Brief: Would you quote every entry exactly, dropping only the pictures?
....
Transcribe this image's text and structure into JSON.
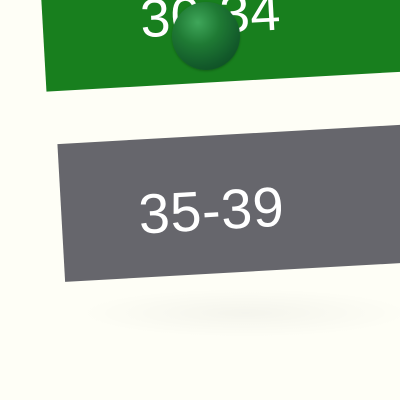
{
  "age_options": [
    {
      "label": "30-34",
      "color": "#187F1E",
      "state": "hovered"
    },
    {
      "label": "35-39",
      "color": "#66666C",
      "state": "default"
    }
  ],
  "pointer": {
    "icon": "sphere-pointer-icon",
    "color": "#1A7030"
  },
  "background_color": "#FEFEF6"
}
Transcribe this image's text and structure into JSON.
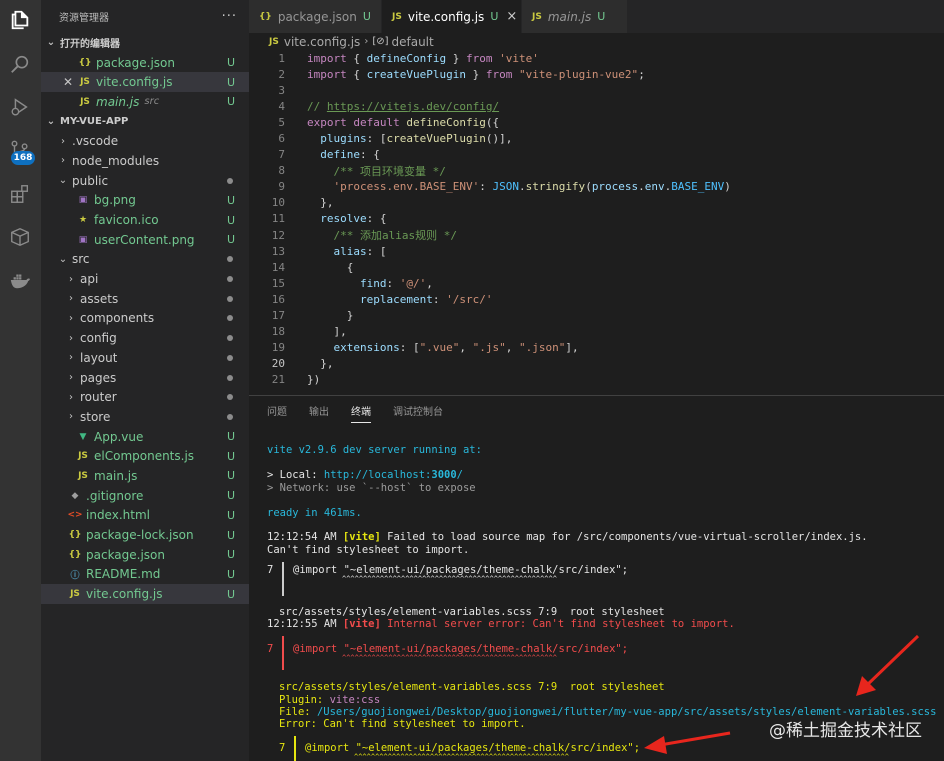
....
Expected output:
Transcribe this image's text and structure into JSON.
{
  "age_options": [
    {
      "label": "30-34",
      "color": "#187F1E",
      "state": "hovered"
    },
    {
      "label": "35-39",
      "color": "#66666C",
      "state": "default"
    }
  ],
  "pointer": {
    "icon": "sphere-pointer-icon",
    "color": "#1A7030"
  },
  "background_color": "#FEFEF6"
}
Transcribe this image's text and structure into JSON.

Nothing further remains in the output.